invocations deeply pained my father.
your usual mood
He took it in stride, maintaining an extraordinarily cheery
disposition, and joked with me about the Yankees and the New York Post, his favorite newspaper.
having extremely unfortunate or dire consequences
fateful accident, H.M. experienced clusters of seizures that increased in intensity until, by his twenty-seventh birthday in 1953, his doctor had decided to remove the bit of brain tissue that seemed to be the focus of his seizures: the hippocampus.
relating to an explicit statement or announcement
(The movie Memento is modeled after H.M.) His case also established the existence of two different types of memory:
declarative (places, names, objects, facts, and events) and procedural (those learned as a habit, like tying shoes or riding a bike).
being of striking pertinence
His wife, Deborah, wrote a book about his case,
aptly titled Forever Today.
prolific writer himself, Wearing kept lengthy diaries.
There in the room with my mom and Stephen, she seemed immediately at home, quiet,
unassuming, and supportive.
deeply or seriously thoughtful
My mother, dressed in a Max Mara suit for work, sits nearby, looking
pensively out the window.
situated within the organ or body part on which it acts
A bulging area nearby, the pons, plays an important role in the control of facial expressions, so it made sense that my symptoms might be coming from this area. Still, it’s hard to lay blame. Many areas of the brain are also involved with these kinds of
involving an entity that produces an effect
It’s often difficult to locate one area and make a
causal connection to basic functions or behavior.
a deliberate discourteous act
“I don’t know what to say. It’s no longer my case,” he replied. He turned and walked briskly away. She suddenly felt very alone. There had been many low points throughout my illness, but this
rebuff was the lowest.
within or by means of a vein
The other possibility was that it was some sort of autoimmune response, which he could treat with an experimental immunotherapy that he had tried successfully on another patient with brain inflammation; the treatment included steroids,
intravenous immunoglobulin (IVIG), and plasma exchange.
a protein that produces an immune response
Each of those ordinary-looking bags contained the healthy
antibodies of over a thousand blood donors and cost upwards of $20,000 per infusion.
a bandage that stops the flow of blood by applying pressure
tourniquets, one thousand nurses, one thousand veins, one thousand blood-sugar regulating cookies, all just to help one patient.
make ready for action or use
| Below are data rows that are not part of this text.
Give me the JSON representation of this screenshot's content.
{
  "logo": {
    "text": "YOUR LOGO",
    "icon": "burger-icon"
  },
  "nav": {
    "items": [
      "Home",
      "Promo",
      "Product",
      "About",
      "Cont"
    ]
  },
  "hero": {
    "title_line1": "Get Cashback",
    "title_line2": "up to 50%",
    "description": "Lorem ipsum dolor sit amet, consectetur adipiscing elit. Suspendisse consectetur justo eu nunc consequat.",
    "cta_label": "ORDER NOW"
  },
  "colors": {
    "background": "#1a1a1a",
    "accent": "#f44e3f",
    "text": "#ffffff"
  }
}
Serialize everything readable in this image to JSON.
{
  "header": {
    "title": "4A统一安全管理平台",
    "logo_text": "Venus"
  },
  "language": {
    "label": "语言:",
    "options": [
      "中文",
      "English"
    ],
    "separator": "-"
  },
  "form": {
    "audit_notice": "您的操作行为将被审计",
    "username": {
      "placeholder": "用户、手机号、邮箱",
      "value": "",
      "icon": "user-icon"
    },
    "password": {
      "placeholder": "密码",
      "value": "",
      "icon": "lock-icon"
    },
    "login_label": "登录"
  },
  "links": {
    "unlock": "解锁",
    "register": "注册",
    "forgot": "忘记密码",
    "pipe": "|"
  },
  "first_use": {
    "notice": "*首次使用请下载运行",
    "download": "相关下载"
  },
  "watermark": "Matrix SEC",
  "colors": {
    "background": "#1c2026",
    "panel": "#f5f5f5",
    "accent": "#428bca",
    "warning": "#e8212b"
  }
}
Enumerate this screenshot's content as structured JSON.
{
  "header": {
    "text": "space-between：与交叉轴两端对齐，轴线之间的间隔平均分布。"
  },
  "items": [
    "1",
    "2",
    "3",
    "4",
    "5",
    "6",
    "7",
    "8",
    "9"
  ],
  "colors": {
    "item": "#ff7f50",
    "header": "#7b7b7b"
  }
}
If the innate system can’t eradicate the pathogen, the next defense stage is the “adaptive response,” which tailors itself to the specific intruder, using an arsenal of white blood cells and antibodies. This takes much longer to
mobilize than the innate response, ten days versus the innate system’s minutes or hours.
time that elapses between a stimulus and the response to it
He wrote the following in his progress note:
Some sleep problems overnight and increased speech
latency, the latter a concern because it may be an initial catatonic sign.
characterized by unresponsiveness or lack of movement
He wrote the following in his progress note:
Some sleep problems overnight and increased speech latency, the latter a concern because it may be an initial
a device used to aid recall
mnemonic that doctors use to diagnose catatonia is WIRED ’N MIRED:
• Waxy flexibility/catalepsy (muscular rigidity and fixedness of posture)
surgery on nerves to and from the frontal lobe of the brain
Catatonia is more akin to the results of a botched
lobotomy than a persistent vegetative state because the person is technically still active.